If something is true, no amount of wishful thinking will change it. Richard Dawkins
US Gross Domestic Product (GDP) decreased 7% in the second quarter of 2020, the largest quarterly decrease since World War II. Reports sensationalize this 7% loss by annualizing it to 32%. Also, in the quarter unemployment averaged 14%, the highest since the 25% unemployment rate in the Great Depression. Yet the US stock market returned 21% in the quarter. The pandemic is getting worse and the stock market is in denial, completely disregarding bad economic news.
Fed intervention is part of the reason for the disconnect. The Fed dropped $3 trillion in helicopter money into the economy in the quarter. Much of this stimulus ended up in the stock market, but most importantly investors were comforted by the Fed’s actions – the Fed is our friend.
It’s human nature to avoid pain as long as possible. Quantitative easing (QE) in response to the Great Recession of 2008 accomplished this deferral, so far. The Fed had begun to reverse QE when the pandemic struck, so the reversal had to be set aside. Now the Fed has intensified intervention to delay the effects of COVID, leading to an extraordinary Fed balance sheet of $7 trillion and growing. $7 trillion is about one-third of GDP. It’s been a double whammy, leading to concerns about a limit on printing money. How much money can the Treasury print? Are we testing the limit?
In the following we discuss the impact of this intervention on stock prices. The effect on bonds is obvious: interest rates are near zero, possibly heading to negative territory. The pain cannot be indefinitely delayed with money. The bigger the rise, the bigger the fall.
Fed Intervention Buoys the Stock Market
As shown in the following graph, the Federal Reserve balance sheet increased from $700 billion in 2008 to $4.5 trillion in 2015, increasing by $3.8 trillion as a result of quantitative easing (QE).
Starting in 2015 the Fed gradually unwound QE so that by 2020 the balance sheet had shrunk to $3.8 trillion, a $700-billion decrease. But then COVID-19 struck, and the Fed responded with $3.2 trillion in relief, bringing its balance sheet to a whopping $7 trillion, which is about one-third of GDP.
Most of the QE money went into the hands of people who invested it in the stock market, especially share buybacks. As shown in the following graph, corporations have used profits to pay dividends and buy back stock.

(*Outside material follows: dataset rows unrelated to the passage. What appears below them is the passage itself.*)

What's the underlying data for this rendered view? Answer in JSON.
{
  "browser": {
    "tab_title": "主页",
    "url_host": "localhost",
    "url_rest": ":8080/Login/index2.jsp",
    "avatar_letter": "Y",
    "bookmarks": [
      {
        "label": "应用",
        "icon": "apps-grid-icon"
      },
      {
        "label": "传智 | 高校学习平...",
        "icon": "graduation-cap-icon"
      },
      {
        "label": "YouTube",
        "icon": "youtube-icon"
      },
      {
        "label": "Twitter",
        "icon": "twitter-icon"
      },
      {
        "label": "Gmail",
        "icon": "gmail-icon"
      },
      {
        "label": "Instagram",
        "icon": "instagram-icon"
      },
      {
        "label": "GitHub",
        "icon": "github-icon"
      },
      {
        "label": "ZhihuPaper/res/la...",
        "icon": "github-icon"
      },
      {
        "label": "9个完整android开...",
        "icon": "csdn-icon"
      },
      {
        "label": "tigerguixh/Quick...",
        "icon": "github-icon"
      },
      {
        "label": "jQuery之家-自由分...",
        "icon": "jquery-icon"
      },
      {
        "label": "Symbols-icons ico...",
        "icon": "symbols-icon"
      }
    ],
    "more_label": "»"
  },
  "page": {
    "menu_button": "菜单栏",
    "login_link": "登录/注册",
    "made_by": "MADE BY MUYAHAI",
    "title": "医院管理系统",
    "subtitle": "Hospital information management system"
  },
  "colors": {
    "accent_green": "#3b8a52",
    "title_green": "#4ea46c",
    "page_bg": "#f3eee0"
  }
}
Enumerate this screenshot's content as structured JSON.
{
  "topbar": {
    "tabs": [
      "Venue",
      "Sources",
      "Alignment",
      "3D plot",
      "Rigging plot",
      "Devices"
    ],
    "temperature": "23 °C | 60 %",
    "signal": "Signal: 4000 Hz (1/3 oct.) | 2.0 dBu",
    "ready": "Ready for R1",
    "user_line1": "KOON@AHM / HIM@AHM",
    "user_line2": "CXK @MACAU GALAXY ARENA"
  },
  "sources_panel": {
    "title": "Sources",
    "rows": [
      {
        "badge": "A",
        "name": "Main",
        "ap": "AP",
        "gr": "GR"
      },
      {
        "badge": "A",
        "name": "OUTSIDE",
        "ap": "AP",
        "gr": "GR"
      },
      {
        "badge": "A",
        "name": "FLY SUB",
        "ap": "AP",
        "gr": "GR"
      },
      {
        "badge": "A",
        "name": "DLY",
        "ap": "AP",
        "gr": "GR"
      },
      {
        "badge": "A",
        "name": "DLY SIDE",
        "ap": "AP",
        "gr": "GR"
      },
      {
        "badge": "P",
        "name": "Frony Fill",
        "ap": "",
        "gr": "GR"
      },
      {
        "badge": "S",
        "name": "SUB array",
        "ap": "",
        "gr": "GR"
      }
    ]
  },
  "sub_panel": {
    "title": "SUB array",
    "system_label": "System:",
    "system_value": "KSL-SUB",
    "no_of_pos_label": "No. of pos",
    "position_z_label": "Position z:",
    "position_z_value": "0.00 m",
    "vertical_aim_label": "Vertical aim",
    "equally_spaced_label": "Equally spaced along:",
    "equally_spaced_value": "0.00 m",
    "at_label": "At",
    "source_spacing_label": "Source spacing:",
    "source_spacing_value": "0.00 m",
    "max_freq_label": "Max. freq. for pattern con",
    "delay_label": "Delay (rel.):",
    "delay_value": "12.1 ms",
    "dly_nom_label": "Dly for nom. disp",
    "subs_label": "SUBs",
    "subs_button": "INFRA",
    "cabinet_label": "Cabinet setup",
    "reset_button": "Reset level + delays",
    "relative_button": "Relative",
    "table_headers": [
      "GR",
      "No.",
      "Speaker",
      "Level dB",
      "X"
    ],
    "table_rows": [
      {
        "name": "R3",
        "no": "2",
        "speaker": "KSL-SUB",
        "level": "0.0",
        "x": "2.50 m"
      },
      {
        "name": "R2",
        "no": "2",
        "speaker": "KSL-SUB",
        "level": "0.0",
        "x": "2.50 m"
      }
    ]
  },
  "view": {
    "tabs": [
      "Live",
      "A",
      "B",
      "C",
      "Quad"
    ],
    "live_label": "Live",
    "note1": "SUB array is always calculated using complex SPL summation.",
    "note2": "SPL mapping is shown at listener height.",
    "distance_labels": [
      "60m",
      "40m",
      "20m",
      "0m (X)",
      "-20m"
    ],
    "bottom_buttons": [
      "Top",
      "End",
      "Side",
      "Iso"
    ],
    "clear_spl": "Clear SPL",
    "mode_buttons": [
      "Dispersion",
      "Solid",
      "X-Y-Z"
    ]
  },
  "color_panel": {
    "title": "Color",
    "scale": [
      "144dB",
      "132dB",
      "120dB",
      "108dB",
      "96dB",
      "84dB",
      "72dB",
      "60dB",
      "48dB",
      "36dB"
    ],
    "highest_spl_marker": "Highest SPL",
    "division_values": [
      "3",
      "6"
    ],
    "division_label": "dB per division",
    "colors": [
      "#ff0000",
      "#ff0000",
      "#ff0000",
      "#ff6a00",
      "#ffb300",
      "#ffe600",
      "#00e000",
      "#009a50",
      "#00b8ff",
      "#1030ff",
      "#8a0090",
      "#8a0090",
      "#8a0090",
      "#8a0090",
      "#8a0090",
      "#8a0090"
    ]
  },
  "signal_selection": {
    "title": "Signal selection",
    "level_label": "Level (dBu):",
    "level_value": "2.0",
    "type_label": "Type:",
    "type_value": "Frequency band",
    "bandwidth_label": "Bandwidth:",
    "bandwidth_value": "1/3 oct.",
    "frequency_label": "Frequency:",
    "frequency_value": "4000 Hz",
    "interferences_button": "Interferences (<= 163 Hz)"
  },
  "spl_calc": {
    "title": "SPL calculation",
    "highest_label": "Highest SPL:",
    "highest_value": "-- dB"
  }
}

Corporations have seized the “sure deal” of selling low interest rate bonds to buy back their own shares.
Consequently, the stock market has soared alongside QE as shown in the exhibit above, but this growth is principally from inflation, with newly minted money chasing stocks. Current stock prices suffer from money illusion, as do bond prices.
While all focus is on the pandemic, it is not the only threat to the economy and the stock market. There are at least 10 other threats any one of which could single-handedly crash the stock market. We’ve had a double whammy with the 2008 recession followed by the pandemic. Imagine what might happen if another disaster piled on. It’s likely that one or more of these threats will occur in this decade, while our 78 million baby boomers are transitioning through the Risk Zone, moving into retirement.
But even without another disaster, there is a price to be paid for all this money printing. In the next sections we describe how money printing works and how it’s paid for.
Contrary to popular belief, the Treasury Department doesn’t print money. The Bureau of Engraving does the printing if paper money is required. But most of the new money is not printed at all. Instead, the Treasury Department sells bonds. In the current world economic situation, the only entity who will buy these bonds is the Federal Reserve. As shown in the following graph, the Federal Reserve has purchased all of the new COVID relief money.
The mechanics of the way money is “printed” are summarized in the next picture:
Some say that “money is created out of thin air.”
Consequences and Modern Monetary Theory
I expect to receive lots of flack on this section from readers who say I don’t understand Modern Monetary Theory (MMT). Please explain where I’m wrong.
My understanding of MMT is that the government should inject all the money it takes to solve problems, and the government should take that money back when the problem is solved. New money is taken back out of the economy with taxes. This theory works if there is a will to increase taxes and/or it’s acceptable to tax future generations ad infinitum. In other words, the new money should not be permanent.
Since we can’t go back to the days before multi-$trillion interventions, we need to be prepared for the future consequences, which will be ugly and awesome. There is no free lunch. Putting off pain today has consequences for tomorrow.
The stock market cannot be wished or manipulated away from the realities of the economy forever. The truth always wins. So the action step for readers of this article is to protect yourselves. 401(k) retirement plans should protect their naïve defaulted beneficiaries with safe target date funds.
The stock market will correct. Inflation will rise, maybe even soar. Money illusion is, well, just an illusion.
Disclosure: I/we have no positions in any stocks mentioned, and no plans to initiate any positions within the next 72 hours. I wrote this article myself, and it expresses my own opinions. I am not receiving compensation for it. I have no business relationship with any company whose stock is mentioned in this article.
Additional disclosure: I am sub-advisor of the SMART Target Date Fund Index